What you need to do => The answer should consist of each line below that contains the word "cout".

Data records
Segment Open

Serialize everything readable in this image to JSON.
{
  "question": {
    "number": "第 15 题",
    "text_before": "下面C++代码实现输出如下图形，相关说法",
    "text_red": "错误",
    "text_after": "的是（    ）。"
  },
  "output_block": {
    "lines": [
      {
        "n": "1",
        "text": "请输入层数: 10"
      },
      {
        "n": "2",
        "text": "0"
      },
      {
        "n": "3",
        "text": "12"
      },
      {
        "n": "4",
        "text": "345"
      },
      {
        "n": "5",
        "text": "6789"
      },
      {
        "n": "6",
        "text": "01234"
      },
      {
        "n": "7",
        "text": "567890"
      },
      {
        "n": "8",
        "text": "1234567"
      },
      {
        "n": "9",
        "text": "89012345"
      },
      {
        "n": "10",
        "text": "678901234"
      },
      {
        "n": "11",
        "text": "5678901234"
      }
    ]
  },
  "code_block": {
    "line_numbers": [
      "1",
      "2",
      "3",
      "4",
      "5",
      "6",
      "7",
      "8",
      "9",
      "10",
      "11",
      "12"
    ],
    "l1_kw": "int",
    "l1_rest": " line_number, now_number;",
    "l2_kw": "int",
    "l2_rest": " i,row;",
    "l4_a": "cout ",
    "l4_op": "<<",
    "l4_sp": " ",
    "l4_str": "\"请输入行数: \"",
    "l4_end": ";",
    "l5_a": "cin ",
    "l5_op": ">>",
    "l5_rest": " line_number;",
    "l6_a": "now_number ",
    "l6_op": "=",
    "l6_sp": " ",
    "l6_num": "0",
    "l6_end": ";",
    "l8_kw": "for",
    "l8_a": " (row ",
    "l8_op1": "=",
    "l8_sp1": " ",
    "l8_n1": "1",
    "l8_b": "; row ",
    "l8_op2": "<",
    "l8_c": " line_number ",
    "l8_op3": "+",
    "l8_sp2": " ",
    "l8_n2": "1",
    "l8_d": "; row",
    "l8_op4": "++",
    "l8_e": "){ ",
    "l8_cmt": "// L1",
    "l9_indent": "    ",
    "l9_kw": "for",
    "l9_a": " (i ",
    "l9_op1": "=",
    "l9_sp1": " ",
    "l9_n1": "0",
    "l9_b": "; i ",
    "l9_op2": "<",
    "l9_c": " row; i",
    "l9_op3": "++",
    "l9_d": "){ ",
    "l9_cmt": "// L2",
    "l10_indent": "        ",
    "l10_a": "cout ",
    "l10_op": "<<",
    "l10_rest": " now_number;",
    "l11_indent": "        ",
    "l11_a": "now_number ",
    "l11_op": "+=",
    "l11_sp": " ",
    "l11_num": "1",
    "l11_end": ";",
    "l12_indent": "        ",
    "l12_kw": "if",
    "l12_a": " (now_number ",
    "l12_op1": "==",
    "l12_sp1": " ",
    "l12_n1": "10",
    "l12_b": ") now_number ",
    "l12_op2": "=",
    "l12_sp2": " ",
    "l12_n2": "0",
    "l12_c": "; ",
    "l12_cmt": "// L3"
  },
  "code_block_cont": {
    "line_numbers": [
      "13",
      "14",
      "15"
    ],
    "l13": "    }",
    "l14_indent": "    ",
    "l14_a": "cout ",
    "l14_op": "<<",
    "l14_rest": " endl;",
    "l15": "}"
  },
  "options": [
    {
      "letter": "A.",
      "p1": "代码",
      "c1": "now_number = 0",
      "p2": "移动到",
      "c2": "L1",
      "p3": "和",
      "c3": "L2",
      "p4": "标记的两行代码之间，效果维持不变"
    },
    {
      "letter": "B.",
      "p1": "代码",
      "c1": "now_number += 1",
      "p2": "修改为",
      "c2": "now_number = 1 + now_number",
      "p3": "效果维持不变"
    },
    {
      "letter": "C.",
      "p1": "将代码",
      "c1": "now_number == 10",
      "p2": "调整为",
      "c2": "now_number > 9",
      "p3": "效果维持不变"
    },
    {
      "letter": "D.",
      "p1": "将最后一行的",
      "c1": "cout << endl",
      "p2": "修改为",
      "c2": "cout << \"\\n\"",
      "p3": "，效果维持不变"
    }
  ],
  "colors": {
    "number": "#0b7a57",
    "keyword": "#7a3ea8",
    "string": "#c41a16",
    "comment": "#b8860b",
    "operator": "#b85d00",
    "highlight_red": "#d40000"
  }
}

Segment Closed

Exercise result =>
    "l4_a": "cout ",
    "l10_a": "cout ",
    "l14_a": "cout ",
      "c1": "cout << endl",
      "c2": "cout << \"\\n\"",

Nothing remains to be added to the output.